JOHANNESBURG, 11 December 2013 (IRIN) - Nomsa*, 20, was on her way to register at a university outside Pretoria, South Africa, with four friends when the men grabbed her. "I was fighting with them," she said. They dragged her into a building, where the five of them took turns to rape her. The friends ran away and did not come back to look for her. The men took Nomsa's mobile phone.
Manhood might be hard to define but South African media make it even harder, according to editors of a new book, who argue that negative coverage of men is doing more harm than good, especially when it comes to HIV. Now they are looking to rewrite masculinity in a country that ranks among the most gender inequitable in the world.
It is a country that can seem inured to violence from sheer familiarity. But this was a crime so shocking that even South Africa has begun to search its soul.
A disabled 17-year-old girl, said to have the mental capacity of a five-year-old, was allegedly gang-raped by seven men and boys in an assault that came to light only when a mobile phone video of the brutal attack went viral online.
WLSA (Women and Law in Southern Africa Research and Education Trust) is a regional non-governmental organisation (NGO) that conducts research about women’s human rights in seven countries of Southern Africa: Botswana, Lesotho, Malawi, Mozambique, Swaziland, Zambia and Zimbabwe. WLSA thus defines its vision as a society with social justice and equality, and is committed to defending human rights in general.

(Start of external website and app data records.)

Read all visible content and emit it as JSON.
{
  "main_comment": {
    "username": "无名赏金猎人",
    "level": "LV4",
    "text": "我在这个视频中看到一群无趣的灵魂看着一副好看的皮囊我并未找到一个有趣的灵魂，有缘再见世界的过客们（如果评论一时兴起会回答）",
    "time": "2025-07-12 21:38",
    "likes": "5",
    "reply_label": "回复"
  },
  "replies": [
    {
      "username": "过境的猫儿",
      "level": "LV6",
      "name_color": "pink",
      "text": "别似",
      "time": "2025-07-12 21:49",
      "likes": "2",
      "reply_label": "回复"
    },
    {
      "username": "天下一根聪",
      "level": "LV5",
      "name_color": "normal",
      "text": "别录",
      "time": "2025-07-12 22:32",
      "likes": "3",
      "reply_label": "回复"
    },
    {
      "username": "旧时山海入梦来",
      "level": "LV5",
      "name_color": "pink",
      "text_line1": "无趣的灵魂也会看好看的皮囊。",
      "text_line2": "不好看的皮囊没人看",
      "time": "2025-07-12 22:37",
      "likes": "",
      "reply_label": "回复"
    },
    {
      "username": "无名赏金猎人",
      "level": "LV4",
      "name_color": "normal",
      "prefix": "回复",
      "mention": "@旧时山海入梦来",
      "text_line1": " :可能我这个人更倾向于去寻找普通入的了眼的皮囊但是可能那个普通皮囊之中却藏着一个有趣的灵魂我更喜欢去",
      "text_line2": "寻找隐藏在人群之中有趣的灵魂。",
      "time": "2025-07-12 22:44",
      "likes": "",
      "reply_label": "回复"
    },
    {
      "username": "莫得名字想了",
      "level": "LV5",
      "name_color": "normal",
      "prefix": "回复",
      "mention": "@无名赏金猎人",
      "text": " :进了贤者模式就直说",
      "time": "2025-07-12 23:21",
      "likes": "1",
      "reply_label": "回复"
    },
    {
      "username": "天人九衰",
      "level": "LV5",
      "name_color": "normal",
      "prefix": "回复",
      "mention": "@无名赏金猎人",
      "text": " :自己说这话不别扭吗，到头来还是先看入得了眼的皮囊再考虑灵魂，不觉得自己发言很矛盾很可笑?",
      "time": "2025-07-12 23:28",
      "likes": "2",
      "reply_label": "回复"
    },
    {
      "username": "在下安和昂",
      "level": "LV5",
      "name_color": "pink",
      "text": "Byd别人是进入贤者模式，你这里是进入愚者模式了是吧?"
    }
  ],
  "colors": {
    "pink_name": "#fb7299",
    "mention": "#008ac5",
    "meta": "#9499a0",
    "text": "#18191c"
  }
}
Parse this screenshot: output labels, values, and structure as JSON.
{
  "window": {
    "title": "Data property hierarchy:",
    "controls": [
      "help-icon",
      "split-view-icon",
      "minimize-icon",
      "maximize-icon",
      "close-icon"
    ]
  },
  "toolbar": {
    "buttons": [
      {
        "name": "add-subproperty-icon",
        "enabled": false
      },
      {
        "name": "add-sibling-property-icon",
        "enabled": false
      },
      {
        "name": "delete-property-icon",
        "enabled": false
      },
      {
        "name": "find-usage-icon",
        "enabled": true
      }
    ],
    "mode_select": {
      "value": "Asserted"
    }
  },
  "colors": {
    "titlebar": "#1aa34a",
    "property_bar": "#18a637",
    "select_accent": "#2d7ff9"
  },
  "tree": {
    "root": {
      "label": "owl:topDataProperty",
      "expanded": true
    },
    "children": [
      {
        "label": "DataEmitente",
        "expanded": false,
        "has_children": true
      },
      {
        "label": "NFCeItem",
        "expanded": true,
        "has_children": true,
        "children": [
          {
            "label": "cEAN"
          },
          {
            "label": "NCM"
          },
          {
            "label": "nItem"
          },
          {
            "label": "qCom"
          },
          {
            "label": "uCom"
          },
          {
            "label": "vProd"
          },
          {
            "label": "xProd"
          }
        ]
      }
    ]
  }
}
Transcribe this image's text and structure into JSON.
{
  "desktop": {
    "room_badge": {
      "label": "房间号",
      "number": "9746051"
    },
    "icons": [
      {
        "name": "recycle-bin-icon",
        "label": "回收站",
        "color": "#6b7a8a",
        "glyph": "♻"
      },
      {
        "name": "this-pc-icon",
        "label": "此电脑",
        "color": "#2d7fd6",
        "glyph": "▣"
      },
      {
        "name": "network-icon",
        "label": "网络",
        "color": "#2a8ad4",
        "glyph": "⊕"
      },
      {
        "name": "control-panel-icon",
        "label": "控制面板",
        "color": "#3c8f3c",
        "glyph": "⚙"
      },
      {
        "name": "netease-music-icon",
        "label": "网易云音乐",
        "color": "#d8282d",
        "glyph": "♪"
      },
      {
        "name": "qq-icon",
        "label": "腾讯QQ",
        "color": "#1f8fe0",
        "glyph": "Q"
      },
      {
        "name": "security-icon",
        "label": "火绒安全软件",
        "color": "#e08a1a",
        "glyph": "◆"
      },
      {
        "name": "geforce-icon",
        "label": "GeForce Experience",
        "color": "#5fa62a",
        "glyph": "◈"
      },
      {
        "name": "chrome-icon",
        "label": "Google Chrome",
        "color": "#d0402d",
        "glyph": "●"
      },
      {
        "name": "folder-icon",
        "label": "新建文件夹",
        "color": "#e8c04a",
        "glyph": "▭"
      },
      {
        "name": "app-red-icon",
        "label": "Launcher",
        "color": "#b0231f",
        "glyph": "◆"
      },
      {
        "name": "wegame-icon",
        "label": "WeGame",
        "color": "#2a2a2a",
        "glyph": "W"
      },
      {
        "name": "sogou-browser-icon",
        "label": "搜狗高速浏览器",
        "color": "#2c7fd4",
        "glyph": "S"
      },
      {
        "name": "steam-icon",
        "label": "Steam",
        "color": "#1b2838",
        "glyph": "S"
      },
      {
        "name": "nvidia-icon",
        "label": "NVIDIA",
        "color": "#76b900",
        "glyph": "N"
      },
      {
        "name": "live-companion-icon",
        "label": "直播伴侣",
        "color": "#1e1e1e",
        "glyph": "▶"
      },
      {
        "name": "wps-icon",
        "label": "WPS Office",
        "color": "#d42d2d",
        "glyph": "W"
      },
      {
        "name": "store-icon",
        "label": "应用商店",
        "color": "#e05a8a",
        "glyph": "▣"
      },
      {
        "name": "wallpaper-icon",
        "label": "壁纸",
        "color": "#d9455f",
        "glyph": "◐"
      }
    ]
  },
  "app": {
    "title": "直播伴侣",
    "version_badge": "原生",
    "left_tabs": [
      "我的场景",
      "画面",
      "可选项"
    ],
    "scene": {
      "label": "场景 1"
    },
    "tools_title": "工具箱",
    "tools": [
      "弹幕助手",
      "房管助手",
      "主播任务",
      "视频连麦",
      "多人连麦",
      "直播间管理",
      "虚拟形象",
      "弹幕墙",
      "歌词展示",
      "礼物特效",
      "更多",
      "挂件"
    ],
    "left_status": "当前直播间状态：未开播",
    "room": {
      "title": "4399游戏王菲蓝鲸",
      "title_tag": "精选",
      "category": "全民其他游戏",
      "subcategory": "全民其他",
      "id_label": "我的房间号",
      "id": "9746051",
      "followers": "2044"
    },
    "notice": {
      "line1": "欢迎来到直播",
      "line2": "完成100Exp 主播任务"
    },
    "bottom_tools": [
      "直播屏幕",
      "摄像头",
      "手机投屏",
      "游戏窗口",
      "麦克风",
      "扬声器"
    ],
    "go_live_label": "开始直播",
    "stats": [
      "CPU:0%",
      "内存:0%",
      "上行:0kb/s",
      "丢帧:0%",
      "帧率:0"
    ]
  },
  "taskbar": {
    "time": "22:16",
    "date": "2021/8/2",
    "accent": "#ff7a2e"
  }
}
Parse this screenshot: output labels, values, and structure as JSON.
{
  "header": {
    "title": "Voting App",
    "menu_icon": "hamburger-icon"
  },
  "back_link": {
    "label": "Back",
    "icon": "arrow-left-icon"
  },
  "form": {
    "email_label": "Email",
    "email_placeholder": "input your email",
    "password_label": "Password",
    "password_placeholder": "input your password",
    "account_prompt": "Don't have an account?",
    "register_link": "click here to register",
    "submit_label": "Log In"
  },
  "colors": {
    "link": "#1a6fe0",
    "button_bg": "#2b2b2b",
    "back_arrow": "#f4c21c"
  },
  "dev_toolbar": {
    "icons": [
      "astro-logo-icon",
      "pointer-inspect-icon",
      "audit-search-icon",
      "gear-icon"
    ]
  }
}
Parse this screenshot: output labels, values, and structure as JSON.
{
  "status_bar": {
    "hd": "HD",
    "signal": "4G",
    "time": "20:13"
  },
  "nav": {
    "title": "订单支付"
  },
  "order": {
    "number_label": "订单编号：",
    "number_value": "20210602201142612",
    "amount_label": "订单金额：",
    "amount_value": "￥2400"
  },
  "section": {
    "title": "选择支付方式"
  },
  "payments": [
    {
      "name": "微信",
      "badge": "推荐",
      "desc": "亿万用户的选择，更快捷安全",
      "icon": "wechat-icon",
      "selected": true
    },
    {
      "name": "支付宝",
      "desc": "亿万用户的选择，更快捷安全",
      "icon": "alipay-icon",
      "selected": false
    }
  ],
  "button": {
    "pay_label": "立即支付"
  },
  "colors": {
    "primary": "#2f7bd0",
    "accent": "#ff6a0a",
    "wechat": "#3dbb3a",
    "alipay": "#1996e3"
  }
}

Law and Sharia Consultants is a consultancy group based in Cape Town, South Africa. Apart from promoting the research of various issues pertaining to the application of Muslim Personal Law in South Africa, this website also highlights the services it offers and acts as a resource for our outreach initiatives.
The HSRC has equipped itself to respond flexibly and comprehensively to national requirements, by aligning its research capabilities into the following interdisciplinary, problem-orientated, research programmes: Education and Skills Development, Economic Performance and Development, Population Health, Health Systems and Innovation, HIV/AIDS, STIs and TB (including the Africa-wide research network, SAHARA), Democracy, Governance and Service Delivery, and also Human and Social Development.
The authors test the unitary versus collective model of the household using specially designed data from Bangladesh, Ethiopia, Indonesia, and South Africa. Human capital and individual assets at the time of marriage are used as proxy measures for bargaining power. In all four countries, we reject the unitary model as a description of household behaviour, but fail to reject the hypothesis that households are Pareto-efficient. In Bangladesh and South Africa, women's assets increase expenditure shares on education, while in Ethiopia it is men's assets that have this effect.
Queer Muslims face a multitude of challenges, of which one is rejection. This is anchored by the belief that homosexuality is a major sin in Islam and punishable by death under Shariah law. The Inner Circle has documented through engaging with the local Muslim community of Cape Town that most people who react harshly towards queer Muslims do so from a position of fear and ignorance of the challenges facing queer Muslims.
It was another picture-perfect wedding at the foot of Table Mountain, recalled the Rev. Daniel Brits. Inside the chapel, a female vocalist sang “Wind Beneath My Wings” before he led the nervous couple through their vows surrounded by family and friends a few weeks ago. That the betrothed were two men gave few of the guests pause. For Mr. Brits, it was all in a day’s work. After all, he says, he has married more than 500 gay couples in the four years since South Africa became the first country in the Southern Hemisphere to legalize same-sex marriage, a distinction that ended only this month when Argentina did the same.